**WHAT NEEDS TO BE DONE:**
Locate each line in the records containing "Saturation". Copy it.

*** DATA TO PROCESS ***

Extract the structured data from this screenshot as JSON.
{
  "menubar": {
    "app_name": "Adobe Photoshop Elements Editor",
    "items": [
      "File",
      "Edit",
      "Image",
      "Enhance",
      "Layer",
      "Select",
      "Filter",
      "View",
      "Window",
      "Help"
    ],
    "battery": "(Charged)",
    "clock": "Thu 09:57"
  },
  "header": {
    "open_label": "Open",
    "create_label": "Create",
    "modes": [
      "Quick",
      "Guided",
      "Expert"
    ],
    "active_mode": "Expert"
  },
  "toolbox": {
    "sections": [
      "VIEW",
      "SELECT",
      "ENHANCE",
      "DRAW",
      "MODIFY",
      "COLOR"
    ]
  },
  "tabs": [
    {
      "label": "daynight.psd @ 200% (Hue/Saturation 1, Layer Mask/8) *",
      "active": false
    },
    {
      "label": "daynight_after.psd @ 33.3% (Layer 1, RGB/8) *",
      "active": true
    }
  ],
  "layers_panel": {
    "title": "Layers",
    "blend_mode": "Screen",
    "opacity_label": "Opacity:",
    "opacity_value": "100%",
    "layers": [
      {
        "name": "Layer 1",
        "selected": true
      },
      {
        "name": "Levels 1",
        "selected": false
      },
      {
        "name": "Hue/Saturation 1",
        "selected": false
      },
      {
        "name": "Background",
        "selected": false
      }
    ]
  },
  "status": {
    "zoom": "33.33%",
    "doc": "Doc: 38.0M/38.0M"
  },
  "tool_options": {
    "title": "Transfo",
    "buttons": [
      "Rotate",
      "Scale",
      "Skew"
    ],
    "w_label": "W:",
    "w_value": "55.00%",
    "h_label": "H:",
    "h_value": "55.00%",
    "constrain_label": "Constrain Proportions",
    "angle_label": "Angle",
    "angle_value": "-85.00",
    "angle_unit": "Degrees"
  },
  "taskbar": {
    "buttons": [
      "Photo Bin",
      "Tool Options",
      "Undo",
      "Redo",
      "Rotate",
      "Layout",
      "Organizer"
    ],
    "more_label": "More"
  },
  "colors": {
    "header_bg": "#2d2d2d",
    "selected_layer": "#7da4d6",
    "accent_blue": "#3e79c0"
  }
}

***

**TASK ANSWER:**
      "label": "daynight.psd @ 200% (Hue/Saturation 1, Layer Mask/8) *",
        "name": "Hue/Saturation 1",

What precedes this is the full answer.